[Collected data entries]
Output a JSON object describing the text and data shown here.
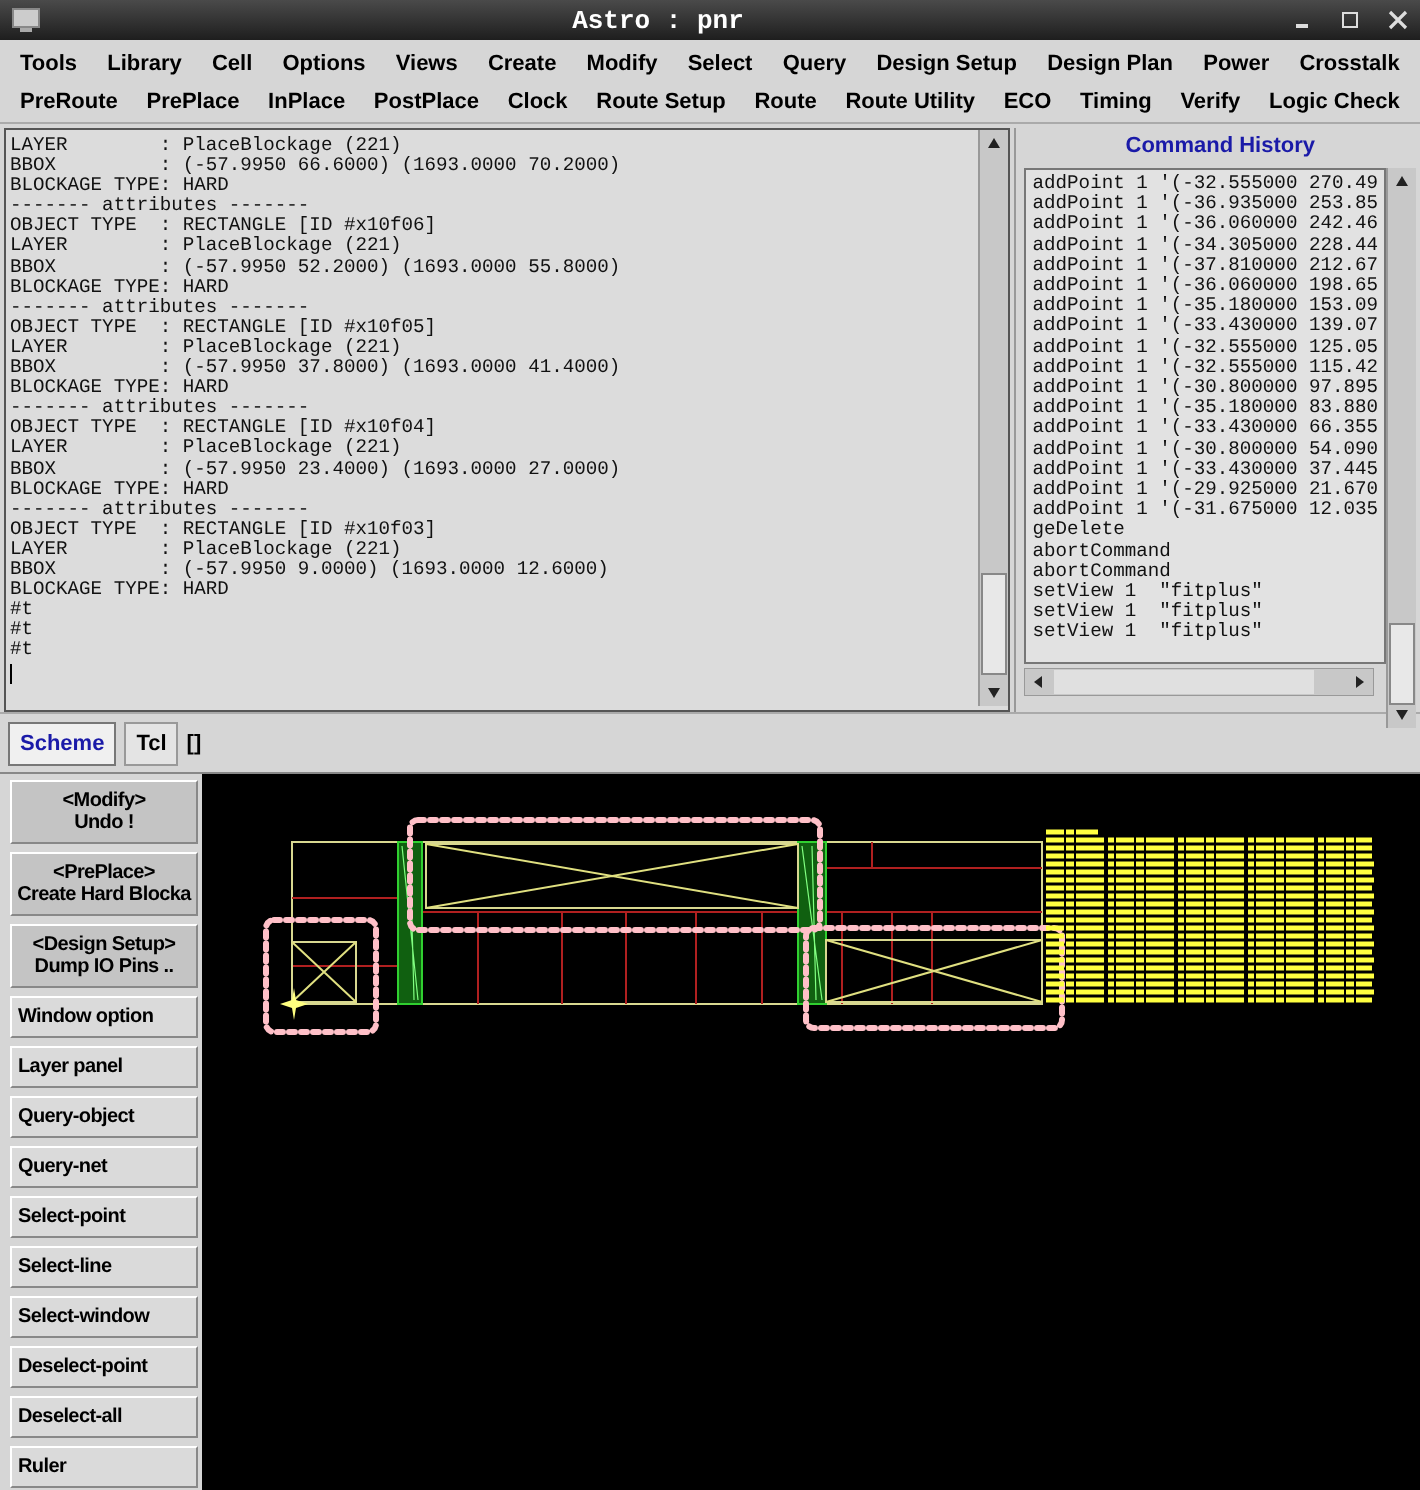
{
  "window": {
    "title": "Astro : pnr"
  },
  "menu_rows": [
    [
      "Tools",
      "Library",
      "Cell",
      "Options",
      "Views",
      "Create",
      "Modify",
      "Select",
      "Query",
      "Design Setup",
      "Design Plan",
      "Power",
      "Crosstalk"
    ],
    [
      "PreRoute",
      "PrePlace",
      "InPlace",
      "PostPlace",
      "Clock",
      "Route Setup",
      "Route",
      "Route Utility",
      "ECO",
      "Timing",
      "Verify",
      "Logic Check"
    ]
  ],
  "console": {
    "lines": [
      "LAYER        : PlaceBlockage (221)",
      "BBOX         : (-57.9950 66.6000) (1693.0000 70.2000)",
      "BLOCKAGE TYPE: HARD",
      "------- attributes -------",
      "OBJECT TYPE  : RECTANGLE [ID #x10f06]",
      "LAYER        : PlaceBlockage (221)",
      "BBOX         : (-57.9950 52.2000) (1693.0000 55.8000)",
      "BLOCKAGE TYPE: HARD",
      "------- attributes -------",
      "OBJECT TYPE  : RECTANGLE [ID #x10f05]",
      "LAYER        : PlaceBlockage (221)",
      "BBOX         : (-57.9950 37.8000) (1693.0000 41.4000)",
      "BLOCKAGE TYPE: HARD",
      "------- attributes -------",
      "OBJECT TYPE  : RECTANGLE [ID #x10f04]",
      "LAYER        : PlaceBlockage (221)",
      "BBOX         : (-57.9950 23.4000) (1693.0000 27.0000)",
      "BLOCKAGE TYPE: HARD",
      "------- attributes -------",
      "OBJECT TYPE  : RECTANGLE [ID #x10f03]",
      "LAYER        : PlaceBlockage (221)",
      "BBOX         : (-57.9950 9.0000) (1693.0000 12.6000)",
      "BLOCKAGE TYPE: HARD",
      "#t",
      "#t",
      "#t"
    ]
  },
  "command_history": {
    "title": "Command History",
    "lines": [
      "addPoint 1 '(-32.555000 270.49",
      "addPoint 1 '(-36.935000 253.85",
      "addPoint 1 '(-36.060000 242.46",
      "addPoint 1 '(-34.305000 228.44",
      "addPoint 1 '(-37.810000 212.67",
      "addPoint 1 '(-36.060000 198.65",
      "addPoint 1 '(-35.180000 153.09",
      "addPoint 1 '(-33.430000 139.07",
      "addPoint 1 '(-32.555000 125.05",
      "addPoint 1 '(-32.555000 115.42",
      "addPoint 1 '(-30.800000 97.895",
      "addPoint 1 '(-35.180000 83.880",
      "addPoint 1 '(-33.430000 66.355",
      "addPoint 1 '(-30.800000 54.090",
      "addPoint 1 '(-33.430000 37.445",
      "addPoint 1 '(-29.925000 21.670",
      "addPoint 1 '(-31.675000 12.035",
      "geDelete",
      "abortCommand",
      "abortCommand",
      "setView 1  \"fitplus\"",
      "setView 1  \"fitplus\"",
      "setView 1  \"fitplus\""
    ]
  },
  "shell_tabs": [
    {
      "label": "Scheme",
      "selected": true
    },
    {
      "label": "Tcl",
      "selected": false
    }
  ],
  "shell_prompt": "[]",
  "tool_buttons": [
    {
      "kind": "recent",
      "context": "<Modify>",
      "label": "Undo !"
    },
    {
      "kind": "recent",
      "context": "<PrePlace>",
      "label": "Create Hard Blocka"
    },
    {
      "kind": "recent",
      "context": "<Design Setup>",
      "label": "Dump IO Pins .."
    },
    {
      "kind": "tool",
      "label": "Window option"
    },
    {
      "kind": "tool",
      "label": "Layer panel"
    },
    {
      "kind": "tool",
      "label": "Query-object"
    },
    {
      "kind": "tool",
      "label": "Query-net"
    },
    {
      "kind": "tool",
      "label": "Select-point"
    },
    {
      "kind": "tool",
      "label": "Select-line"
    },
    {
      "kind": "tool",
      "label": "Select-window"
    },
    {
      "kind": "tool",
      "label": "Deselect-point"
    },
    {
      "kind": "tool",
      "label": "Deselect-all"
    },
    {
      "kind": "tool",
      "label": "Ruler"
    }
  ]
}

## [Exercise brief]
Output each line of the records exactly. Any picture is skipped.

## [Answer to this exercise]
Output a JSON object describing the text and data shown here.
{
  "window": {
    "title": "Astro : pnr"
  },
  "menu_rows": [
    [
      "Tools",
      "Library",
      "Cell",
      "Options",
      "Views",
      "Create",
      "Modify",
      "Select",
      "Query",
      "Design Setup",
      "Design Plan",
      "Power",
      "Crosstalk"
    ],
    [
      "PreRoute",
      "PrePlace",
      "InPlace",
      "PostPlace",
      "Clock",
      "Route Setup",
      "Route",
      "Route Utility",
      "ECO",
      "Timing",
      "Verify",
      "Logic Check"
    ]
  ],
  "console": {
    "lines": [
      "LAYER        : PlaceBlockage (221)",
      "BBOX         : (-57.9950 66.6000) (1693.0000 70.2000)",
      "BLOCKAGE TYPE: HARD",
      "------- attributes -------",
      "OBJECT TYPE  : RECTANGLE [ID #x10f06]",
      "LAYER        : PlaceBlockage (221)",
      "BBOX         : (-57.9950 52.2000) (1693.0000 55.8000)",
      "BLOCKAGE TYPE: HARD",
      "------- attributes -------",
      "OBJECT TYPE  : RECTANGLE [ID #x10f05]",
      "LAYER        : PlaceBlockage (221)",
      "BBOX         : (-57.9950 37.8000) (1693.0000 41.4000)",
      "BLOCKAGE TYPE: HARD",
      "------- attributes -------",
      "OBJECT TYPE  : RECTANGLE [ID #x10f04]",
      "LAYER        : PlaceBlockage (221)",
      "BBOX         : (-57.9950 23.4000) (1693.0000 27.0000)",
      "BLOCKAGE TYPE: HARD",
      "------- attributes -------",
      "OBJECT TYPE  : RECTANGLE [ID #x10f03]",
      "LAYER        : PlaceBlockage (221)",
      "BBOX         : (-57.9950 9.0000) (1693.0000 12.6000)",
      "BLOCKAGE TYPE: HARD",
      "#t",
      "#t",
      "#t"
    ]
  },
  "command_history": {
    "title": "Command History",
    "lines": [
      "addPoint 1 '(-32.555000 270.49",
      "addPoint 1 '(-36.935000 253.85",
      "addPoint 1 '(-36.060000 242.46",
      "addPoint 1 '(-34.305000 228.44",
      "addPoint 1 '(-37.810000 212.67",
      "addPoint 1 '(-36.060000 198.65",
      "addPoint 1 '(-35.180000 153.09",
      "addPoint 1 '(-33.430000 139.07",
      "addPoint 1 '(-32.555000 125.05",
      "addPoint 1 '(-32.555000 115.42",
      "addPoint 1 '(-30.800000 97.895",
      "addPoint 1 '(-35.180000 83.880",
      "addPoint 1 '(-33.430000 66.355",
      "addPoint 1 '(-30.800000 54.090",
      "addPoint 1 '(-33.430000 37.445",
      "addPoint 1 '(-29.925000 21.670",
      "addPoint 1 '(-31.675000 12.035",
      "geDelete",
      "abortCommand",
      "abortCommand",
      "setView 1  \"fitplus\"",
      "setView 1  \"fitplus\"",
      "setView 1  \"fitplus\""
    ]
  },
  "shell_tabs": [
    {
      "label": "Scheme",
      "selected": true
    },
    {
      "label": "Tcl",
      "selected": false
    }
  ],
  "shell_prompt": "[]",
  "tool_buttons": [
    {
      "kind": "recent",
      "context": "<Modify>",
      "label": "Undo !"
    },
    {
      "kind": "recent",
      "context": "<PrePlace>",
      "label": "Create Hard Blocka"
    },
    {
      "kind": "recent",
      "context": "<Design Setup>",
      "label": "Dump IO Pins .."
    },
    {
      "kind": "tool",
      "label": "Window option"
    },
    {
      "kind": "tool",
      "label": "Layer panel"
    },
    {
      "kind": "tool",
      "label": "Query-object"
    },
    {
      "kind": "tool",
      "label": "Query-net"
    },
    {
      "kind": "tool",
      "label": "Select-point"
    },
    {
      "kind": "tool",
      "label": "Select-line"
    },
    {
      "kind": "tool",
      "label": "Select-window"
    },
    {
      "kind": "tool",
      "label": "Deselect-point"
    },
    {
      "kind": "tool",
      "label": "Deselect-all"
    },
    {
      "kind": "tool",
      "label": "Ruler"
    }
  ]
}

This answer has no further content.